* _GIVEN RECORDS_

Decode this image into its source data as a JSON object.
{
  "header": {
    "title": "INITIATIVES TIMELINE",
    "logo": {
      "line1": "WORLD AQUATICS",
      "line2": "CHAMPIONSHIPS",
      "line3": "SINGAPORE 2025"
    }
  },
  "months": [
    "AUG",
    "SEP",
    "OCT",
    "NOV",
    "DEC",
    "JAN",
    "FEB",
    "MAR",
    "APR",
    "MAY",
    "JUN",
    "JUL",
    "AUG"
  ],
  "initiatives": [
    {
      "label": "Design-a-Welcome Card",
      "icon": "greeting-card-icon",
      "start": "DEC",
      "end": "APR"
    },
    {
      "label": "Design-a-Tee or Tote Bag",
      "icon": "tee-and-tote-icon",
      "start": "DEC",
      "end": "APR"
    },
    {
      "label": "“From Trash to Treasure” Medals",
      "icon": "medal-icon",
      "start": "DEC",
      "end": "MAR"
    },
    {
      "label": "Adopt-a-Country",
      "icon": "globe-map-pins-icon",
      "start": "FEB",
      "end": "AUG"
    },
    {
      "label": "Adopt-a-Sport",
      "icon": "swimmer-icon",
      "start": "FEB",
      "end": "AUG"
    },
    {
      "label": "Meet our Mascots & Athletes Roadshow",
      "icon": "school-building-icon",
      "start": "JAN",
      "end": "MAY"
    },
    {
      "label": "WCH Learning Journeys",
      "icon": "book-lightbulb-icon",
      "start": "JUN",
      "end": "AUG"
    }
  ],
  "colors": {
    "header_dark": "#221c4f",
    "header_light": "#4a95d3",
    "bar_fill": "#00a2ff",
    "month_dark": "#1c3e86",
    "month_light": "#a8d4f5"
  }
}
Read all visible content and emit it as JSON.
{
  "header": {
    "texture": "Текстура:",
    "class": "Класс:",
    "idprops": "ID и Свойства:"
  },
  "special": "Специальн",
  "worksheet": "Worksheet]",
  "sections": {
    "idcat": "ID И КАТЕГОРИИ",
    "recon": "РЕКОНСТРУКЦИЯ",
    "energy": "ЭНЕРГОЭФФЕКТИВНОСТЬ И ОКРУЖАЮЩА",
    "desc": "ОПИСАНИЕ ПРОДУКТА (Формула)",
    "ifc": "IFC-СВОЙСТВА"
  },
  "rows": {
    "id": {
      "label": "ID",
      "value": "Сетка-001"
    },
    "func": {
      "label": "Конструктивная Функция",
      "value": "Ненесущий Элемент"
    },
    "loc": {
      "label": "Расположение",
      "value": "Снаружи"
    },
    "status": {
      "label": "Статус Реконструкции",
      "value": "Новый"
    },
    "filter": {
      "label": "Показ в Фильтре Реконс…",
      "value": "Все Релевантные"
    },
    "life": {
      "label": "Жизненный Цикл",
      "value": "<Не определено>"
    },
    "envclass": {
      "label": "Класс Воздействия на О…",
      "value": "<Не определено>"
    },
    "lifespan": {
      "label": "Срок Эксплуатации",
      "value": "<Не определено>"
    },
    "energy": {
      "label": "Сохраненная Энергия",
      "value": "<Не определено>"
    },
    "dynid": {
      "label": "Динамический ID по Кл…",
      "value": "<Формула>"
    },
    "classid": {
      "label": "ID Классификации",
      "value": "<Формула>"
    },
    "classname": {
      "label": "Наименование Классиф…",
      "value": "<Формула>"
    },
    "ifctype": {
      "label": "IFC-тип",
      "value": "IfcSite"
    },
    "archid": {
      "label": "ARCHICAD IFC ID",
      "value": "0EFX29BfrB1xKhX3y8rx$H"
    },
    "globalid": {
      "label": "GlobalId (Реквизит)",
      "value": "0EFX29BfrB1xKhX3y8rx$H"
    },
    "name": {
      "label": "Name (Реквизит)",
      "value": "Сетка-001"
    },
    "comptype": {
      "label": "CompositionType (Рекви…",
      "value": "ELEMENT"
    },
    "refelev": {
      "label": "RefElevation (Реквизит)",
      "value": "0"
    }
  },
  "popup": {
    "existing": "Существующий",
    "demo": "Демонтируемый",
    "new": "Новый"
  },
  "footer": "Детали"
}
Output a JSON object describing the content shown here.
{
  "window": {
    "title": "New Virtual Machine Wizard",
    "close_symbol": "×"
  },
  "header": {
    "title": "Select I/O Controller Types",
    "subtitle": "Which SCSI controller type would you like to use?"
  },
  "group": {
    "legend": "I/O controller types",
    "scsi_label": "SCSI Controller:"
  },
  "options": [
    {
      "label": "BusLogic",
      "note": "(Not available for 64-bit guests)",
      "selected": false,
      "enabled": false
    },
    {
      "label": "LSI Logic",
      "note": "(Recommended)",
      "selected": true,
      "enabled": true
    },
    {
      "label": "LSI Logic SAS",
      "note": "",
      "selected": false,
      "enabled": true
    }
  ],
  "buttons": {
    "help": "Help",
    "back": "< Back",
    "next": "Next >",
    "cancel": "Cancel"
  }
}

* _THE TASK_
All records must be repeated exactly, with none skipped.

* _RESPONSE BELOW_
Decode this image into its source data as a JSON object.
{
  "header": {
    "title": "INITIATIVES TIMELINE",
    "logo": {
      "line1": "WORLD AQUATICS",
      "line2": "CHAMPIONSHIPS",
      "line3": "SINGAPORE 2025"
    }
  },
  "months": [
    "AUG",
    "SEP",
    "OCT",
    "NOV",
    "DEC",
    "JAN",
    "FEB",
    "MAR",
    "APR",
    "MAY",
    "JUN",
    "JUL",
    "AUG"
  ],
  "initiatives": [
    {
      "label": "Design-a-Welcome Card",
      "icon": "greeting-card-icon",
      "start": "DEC",
      "end": "APR"
    },
    {
      "label": "Design-a-Tee or Tote Bag",
      "icon": "tee-and-tote-icon",
      "start": "DEC",
      "end": "APR"
    },
    {
      "label": "“From Trash to Treasure” Medals",
      "icon": "medal-icon",
      "start": "DEC",
      "end": "MAR"
    },
    {
      "label": "Adopt-a-Country",
      "icon": "globe-map-pins-icon",
      "start": "FEB",
      "end": "AUG"
    },
    {
      "label": "Adopt-a-Sport",
      "icon": "swimmer-icon",
      "start": "FEB",
      "end": "AUG"
    },
    {
      "label": "Meet our Mascots & Athletes Roadshow",
      "icon": "school-building-icon",
      "start": "JAN",
      "end": "MAY"
    },
    {
      "label": "WCH Learning Journeys",
      "icon": "book-lightbulb-icon",
      "start": "JUN",
      "end": "AUG"
    }
  ],
  "colors": {
    "header_dark": "#221c4f",
    "header_light": "#4a95d3",
    "bar_fill": "#00a2ff",
    "month_dark": "#1c3e86",
    "month_light": "#a8d4f5"
  }
}
Read all visible content and emit it as JSON.
{
  "header": {
    "texture": "Текстура:",
    "class": "Класс:",
    "idprops": "ID и Свойства:"
  },
  "special": "Специальн",
  "worksheet": "Worksheet]",
  "sections": {
    "idcat": "ID И КАТЕГОРИИ",
    "recon": "РЕКОНСТРУКЦИЯ",
    "energy": "ЭНЕРГОЭФФЕКТИВНОСТЬ И ОКРУЖАЮЩА",
    "desc": "ОПИСАНИЕ ПРОДУКТА (Формула)",
    "ifc": "IFC-СВОЙСТВА"
  },
  "rows": {
    "id": {
      "label": "ID",
      "value": "Сетка-001"
    },
    "func": {
      "label": "Конструктивная Функция",
      "value": "Ненесущий Элемент"
    },
    "loc": {
      "label": "Расположение",
      "value": "Снаружи"
    },
    "status": {
      "label": "Статус Реконструкции",
      "value": "Новый"
    },
    "filter": {
      "label": "Показ в Фильтре Реконс…",
      "value": "Все Релевантные"
    },
    "life": {
      "label": "Жизненный Цикл",
      "value": "<Не определено>"
    },
    "envclass": {
      "label": "Класс Воздействия на О…",
      "value": "<Не определено>"
    },
    "lifespan": {
      "label": "Срок Эксплуатации",
      "value": "<Не определено>"
    },
    "energy": {
      "label": "Сохраненная Энергия",
      "value": "<Не определено>"
    },
    "dynid": {
      "label": "Динамический ID по Кл…",
      "value": "<Формула>"
    },
    "classid": {
      "label": "ID Классификации",
      "value": "<Формула>"
    },
    "classname": {
      "label": "Наименование Классиф…",
      "value": "<Формула>"
    },
    "ifctype": {
      "label": "IFC-тип",
      "value": "IfcSite"
    },
    "archid": {
      "label": "ARCHICAD IFC ID",
      "value": "0EFX29BfrB1xKhX3y8rx$H"
    },
    "globalid": {
      "label": "GlobalId (Реквизит)",
      "value": "0EFX29BfrB1xKhX3y8rx$H"
    },
    "name": {
      "label": "Name (Реквизит)",
      "value": "Сетка-001"
    },
    "comptype": {
      "label": "CompositionType (Рекви…",
      "value": "ELEMENT"
    },
    "refelev": {
      "label": "RefElevation (Реквизит)",
      "value": "0"
    }
  },
  "popup": {
    "existing": "Существующий",
    "demo": "Демонтируемый",
    "new": "Новый"
  },
  "footer": "Детали"
}
Output a JSON object describing the content shown here.
{
  "window": {
    "title": "New Virtual Machine Wizard",
    "close_symbol": "×"
  },
  "header": {
    "title": "Select I/O Controller Types",
    "subtitle": "Which SCSI controller type would you like to use?"
  },
  "group": {
    "legend": "I/O controller types",
    "scsi_label": "SCSI Controller:"
  },
  "options": [
    {
      "label": "BusLogic",
      "note": "(Not available for 64-bit guests)",
      "selected": false,
      "enabled": false
    },
    {
      "label": "LSI Logic",
      "note": "(Recommended)",
      "selected": true,
      "enabled": true
    },
    {
      "label": "LSI Logic SAS",
      "note": "",
      "selected": false,
      "enabled": true
    }
  ],
  "buttons": {
    "help": "Help",
    "back": "< Back",
    "next": "Next >",
    "cancel": "Cancel"
  }
}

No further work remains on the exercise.